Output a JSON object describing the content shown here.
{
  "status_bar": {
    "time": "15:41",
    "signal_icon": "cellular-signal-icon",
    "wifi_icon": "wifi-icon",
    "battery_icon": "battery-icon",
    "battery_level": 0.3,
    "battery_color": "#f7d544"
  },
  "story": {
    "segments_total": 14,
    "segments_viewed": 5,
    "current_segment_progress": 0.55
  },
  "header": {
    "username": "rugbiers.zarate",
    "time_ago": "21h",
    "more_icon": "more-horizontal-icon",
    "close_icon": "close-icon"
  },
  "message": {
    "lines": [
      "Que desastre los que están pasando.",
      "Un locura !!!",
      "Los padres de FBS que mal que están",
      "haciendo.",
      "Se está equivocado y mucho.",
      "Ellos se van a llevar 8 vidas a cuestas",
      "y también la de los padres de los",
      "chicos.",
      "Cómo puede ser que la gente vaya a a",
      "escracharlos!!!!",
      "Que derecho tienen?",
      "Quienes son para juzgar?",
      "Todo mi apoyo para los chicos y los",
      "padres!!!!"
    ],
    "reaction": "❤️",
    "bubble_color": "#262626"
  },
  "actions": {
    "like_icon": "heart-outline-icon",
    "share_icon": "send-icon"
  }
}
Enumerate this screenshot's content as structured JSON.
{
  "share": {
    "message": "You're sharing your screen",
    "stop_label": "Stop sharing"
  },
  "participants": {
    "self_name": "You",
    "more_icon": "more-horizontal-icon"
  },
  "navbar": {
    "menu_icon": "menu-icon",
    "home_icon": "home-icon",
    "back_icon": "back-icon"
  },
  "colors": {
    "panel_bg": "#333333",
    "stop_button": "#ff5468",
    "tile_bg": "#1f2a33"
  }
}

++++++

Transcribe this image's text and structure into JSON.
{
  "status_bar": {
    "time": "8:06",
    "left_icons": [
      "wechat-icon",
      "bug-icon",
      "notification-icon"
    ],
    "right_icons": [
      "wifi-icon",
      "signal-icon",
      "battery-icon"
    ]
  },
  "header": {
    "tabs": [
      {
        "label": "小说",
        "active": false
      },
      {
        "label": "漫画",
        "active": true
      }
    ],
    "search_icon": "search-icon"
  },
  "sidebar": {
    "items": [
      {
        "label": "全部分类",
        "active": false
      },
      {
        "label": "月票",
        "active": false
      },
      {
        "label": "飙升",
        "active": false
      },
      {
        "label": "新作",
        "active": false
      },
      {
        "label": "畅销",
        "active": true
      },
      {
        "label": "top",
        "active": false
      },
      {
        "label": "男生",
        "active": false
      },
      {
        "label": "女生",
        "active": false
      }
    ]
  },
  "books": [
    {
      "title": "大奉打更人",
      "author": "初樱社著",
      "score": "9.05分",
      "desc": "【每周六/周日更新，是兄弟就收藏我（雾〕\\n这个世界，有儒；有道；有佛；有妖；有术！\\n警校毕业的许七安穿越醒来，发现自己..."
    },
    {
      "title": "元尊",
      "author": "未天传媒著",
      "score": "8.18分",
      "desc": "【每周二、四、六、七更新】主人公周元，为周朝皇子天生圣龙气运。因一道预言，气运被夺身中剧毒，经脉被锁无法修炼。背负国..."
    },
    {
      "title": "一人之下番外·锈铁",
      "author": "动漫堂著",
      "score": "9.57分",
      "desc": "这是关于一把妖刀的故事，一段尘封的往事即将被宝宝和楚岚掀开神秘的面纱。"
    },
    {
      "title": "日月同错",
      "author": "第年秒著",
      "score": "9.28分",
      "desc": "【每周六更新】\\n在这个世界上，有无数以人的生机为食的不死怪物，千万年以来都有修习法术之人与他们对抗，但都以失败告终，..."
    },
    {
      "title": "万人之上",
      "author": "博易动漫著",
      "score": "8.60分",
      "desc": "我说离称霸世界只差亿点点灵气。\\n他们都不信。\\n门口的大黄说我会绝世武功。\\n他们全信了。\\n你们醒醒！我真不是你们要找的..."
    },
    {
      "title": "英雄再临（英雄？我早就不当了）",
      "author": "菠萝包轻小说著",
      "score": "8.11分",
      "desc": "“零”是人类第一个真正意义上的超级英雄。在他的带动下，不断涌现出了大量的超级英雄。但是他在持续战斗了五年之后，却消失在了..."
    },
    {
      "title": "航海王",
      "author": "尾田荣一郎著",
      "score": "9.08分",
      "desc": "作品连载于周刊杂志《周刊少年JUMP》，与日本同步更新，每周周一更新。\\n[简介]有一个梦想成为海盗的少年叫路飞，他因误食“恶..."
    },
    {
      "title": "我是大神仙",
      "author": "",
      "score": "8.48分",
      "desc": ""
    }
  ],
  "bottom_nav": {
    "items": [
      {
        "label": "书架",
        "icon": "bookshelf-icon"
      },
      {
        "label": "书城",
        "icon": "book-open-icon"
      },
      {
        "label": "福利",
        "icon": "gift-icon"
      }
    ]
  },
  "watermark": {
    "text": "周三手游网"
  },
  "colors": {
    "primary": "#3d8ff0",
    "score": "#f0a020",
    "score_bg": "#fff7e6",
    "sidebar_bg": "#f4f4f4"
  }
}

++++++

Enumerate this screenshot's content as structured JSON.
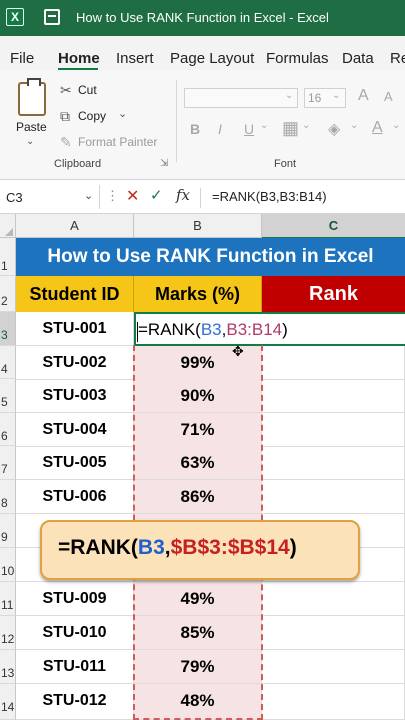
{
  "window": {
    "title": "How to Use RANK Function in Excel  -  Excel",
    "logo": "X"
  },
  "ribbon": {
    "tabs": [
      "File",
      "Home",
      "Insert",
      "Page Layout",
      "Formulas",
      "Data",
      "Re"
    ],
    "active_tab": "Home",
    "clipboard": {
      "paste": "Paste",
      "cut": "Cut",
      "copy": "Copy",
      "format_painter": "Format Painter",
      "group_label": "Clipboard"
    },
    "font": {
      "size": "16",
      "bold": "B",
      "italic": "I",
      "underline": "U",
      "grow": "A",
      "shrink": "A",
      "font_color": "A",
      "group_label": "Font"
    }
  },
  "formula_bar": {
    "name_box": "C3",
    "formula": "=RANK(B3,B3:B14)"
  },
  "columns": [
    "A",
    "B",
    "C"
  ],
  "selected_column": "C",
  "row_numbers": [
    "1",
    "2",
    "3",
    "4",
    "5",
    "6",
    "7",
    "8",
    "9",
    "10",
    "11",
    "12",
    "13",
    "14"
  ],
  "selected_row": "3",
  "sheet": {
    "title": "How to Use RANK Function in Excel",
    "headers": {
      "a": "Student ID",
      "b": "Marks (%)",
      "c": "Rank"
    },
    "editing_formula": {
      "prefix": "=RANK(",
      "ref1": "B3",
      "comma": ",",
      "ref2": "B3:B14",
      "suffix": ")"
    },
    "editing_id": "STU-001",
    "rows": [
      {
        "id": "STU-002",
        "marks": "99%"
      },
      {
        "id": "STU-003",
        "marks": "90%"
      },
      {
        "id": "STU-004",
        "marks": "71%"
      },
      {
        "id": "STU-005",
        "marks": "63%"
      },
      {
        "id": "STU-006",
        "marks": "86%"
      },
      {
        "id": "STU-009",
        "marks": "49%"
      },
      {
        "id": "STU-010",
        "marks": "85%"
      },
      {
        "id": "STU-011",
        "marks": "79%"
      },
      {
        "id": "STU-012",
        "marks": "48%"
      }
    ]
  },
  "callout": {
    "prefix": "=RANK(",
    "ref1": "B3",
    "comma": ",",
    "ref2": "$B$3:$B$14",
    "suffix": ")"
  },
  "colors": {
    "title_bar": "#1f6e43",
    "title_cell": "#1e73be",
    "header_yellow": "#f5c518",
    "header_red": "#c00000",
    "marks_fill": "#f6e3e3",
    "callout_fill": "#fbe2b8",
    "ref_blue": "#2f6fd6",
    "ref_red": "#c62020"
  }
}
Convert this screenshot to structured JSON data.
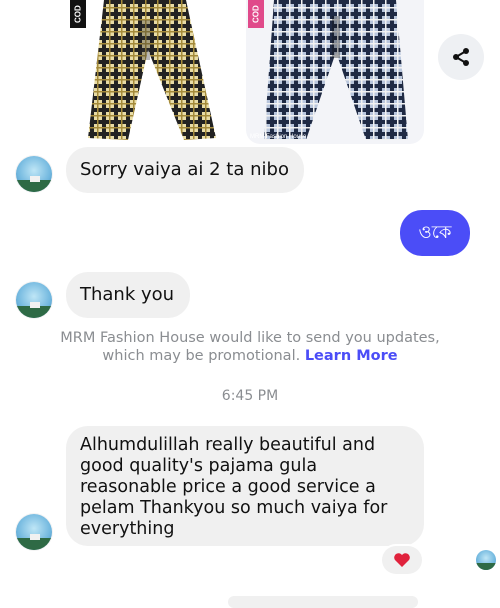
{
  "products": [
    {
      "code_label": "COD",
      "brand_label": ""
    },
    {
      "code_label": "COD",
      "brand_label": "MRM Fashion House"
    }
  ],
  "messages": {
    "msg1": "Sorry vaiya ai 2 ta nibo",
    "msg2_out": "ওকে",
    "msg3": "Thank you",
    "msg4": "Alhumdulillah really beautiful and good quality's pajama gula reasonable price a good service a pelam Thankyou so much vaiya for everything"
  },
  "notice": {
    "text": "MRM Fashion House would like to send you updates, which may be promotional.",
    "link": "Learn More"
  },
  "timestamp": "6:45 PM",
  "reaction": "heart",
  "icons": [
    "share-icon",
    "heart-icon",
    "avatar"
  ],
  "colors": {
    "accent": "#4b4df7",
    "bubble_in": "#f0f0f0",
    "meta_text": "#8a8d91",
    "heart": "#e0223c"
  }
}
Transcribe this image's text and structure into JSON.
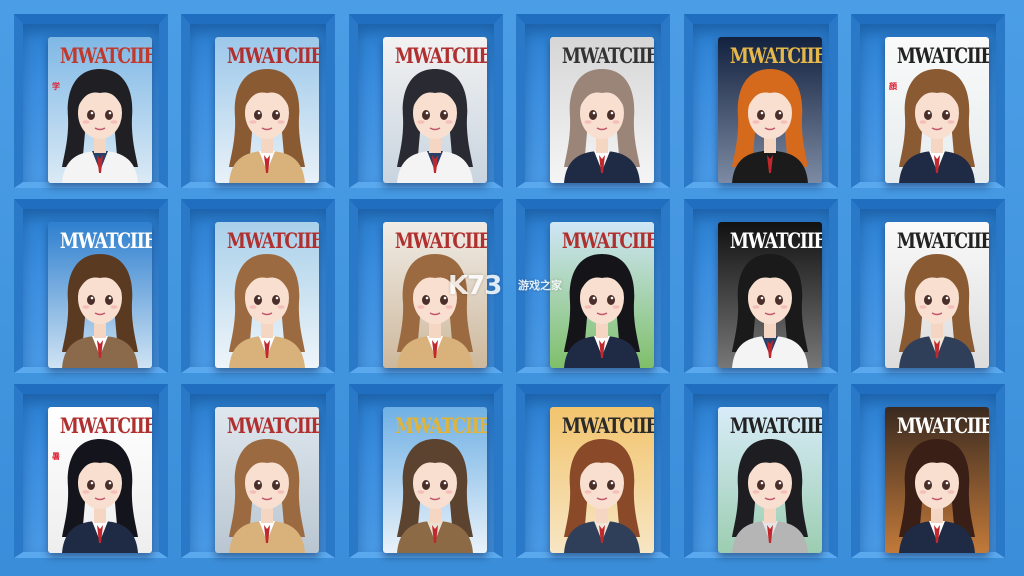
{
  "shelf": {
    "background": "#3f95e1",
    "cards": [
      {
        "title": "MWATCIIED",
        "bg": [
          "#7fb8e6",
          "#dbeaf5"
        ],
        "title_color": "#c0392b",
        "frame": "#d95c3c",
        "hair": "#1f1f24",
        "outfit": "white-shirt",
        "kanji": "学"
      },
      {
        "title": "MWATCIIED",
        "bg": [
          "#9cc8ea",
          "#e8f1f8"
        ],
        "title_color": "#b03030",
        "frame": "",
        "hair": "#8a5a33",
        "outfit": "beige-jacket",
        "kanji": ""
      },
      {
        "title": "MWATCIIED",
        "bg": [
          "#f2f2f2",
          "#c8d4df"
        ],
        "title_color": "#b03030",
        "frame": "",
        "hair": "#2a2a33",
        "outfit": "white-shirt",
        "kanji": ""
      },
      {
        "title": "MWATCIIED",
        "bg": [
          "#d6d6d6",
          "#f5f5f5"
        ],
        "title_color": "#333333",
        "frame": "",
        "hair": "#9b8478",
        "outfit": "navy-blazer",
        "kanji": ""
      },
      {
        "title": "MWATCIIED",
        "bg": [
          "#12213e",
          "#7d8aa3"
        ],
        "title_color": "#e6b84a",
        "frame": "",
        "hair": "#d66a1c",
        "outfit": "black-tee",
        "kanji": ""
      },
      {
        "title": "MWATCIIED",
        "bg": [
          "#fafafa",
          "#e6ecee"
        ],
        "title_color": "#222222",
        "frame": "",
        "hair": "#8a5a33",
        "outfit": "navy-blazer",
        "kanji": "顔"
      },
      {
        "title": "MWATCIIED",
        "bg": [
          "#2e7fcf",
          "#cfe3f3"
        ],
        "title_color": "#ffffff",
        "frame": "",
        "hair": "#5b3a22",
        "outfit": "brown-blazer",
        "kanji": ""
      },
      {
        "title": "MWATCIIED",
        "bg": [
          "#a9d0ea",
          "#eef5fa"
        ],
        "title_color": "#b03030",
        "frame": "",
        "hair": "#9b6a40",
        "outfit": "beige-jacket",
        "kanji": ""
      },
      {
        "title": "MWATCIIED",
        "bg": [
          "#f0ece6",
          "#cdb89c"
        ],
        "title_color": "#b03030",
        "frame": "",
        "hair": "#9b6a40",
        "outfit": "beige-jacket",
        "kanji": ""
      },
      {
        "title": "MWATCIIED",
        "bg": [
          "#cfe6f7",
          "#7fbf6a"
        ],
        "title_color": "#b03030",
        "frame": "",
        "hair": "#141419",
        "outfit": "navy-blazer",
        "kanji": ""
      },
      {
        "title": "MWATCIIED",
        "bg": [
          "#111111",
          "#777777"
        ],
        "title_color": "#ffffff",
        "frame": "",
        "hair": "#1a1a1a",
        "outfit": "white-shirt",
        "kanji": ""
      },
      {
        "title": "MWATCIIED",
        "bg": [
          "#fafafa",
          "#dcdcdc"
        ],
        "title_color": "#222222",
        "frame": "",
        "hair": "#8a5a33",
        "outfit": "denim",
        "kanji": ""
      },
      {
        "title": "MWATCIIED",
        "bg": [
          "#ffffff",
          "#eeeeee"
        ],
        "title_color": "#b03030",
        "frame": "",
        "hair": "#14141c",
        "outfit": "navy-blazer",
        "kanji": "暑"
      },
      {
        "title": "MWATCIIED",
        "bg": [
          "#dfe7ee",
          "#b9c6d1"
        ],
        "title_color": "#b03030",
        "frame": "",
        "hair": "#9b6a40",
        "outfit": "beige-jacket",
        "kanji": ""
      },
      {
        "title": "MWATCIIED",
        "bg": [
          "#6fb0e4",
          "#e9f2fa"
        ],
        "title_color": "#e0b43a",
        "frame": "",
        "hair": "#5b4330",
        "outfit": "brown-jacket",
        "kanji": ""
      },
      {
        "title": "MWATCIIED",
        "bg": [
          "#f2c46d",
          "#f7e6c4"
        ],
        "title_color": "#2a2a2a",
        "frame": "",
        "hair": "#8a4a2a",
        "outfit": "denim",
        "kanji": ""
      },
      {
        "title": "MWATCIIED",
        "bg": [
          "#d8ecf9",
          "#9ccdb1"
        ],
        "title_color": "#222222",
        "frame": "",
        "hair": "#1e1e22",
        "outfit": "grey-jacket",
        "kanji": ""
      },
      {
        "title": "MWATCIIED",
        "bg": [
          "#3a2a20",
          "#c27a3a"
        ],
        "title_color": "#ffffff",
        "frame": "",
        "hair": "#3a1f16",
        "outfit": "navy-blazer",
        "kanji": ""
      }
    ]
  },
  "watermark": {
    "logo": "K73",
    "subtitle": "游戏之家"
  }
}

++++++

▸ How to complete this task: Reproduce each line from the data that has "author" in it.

▸ Task result:
      "author": "初樱社著",
      "author": "未天传媒著",
      "author": "动漫堂著",
      "author": "第年秒著",
      "author": "博易动漫著",
      "author": "菠萝包轻小说著",
      "author": "尾田荣一郎著",
      "author": "",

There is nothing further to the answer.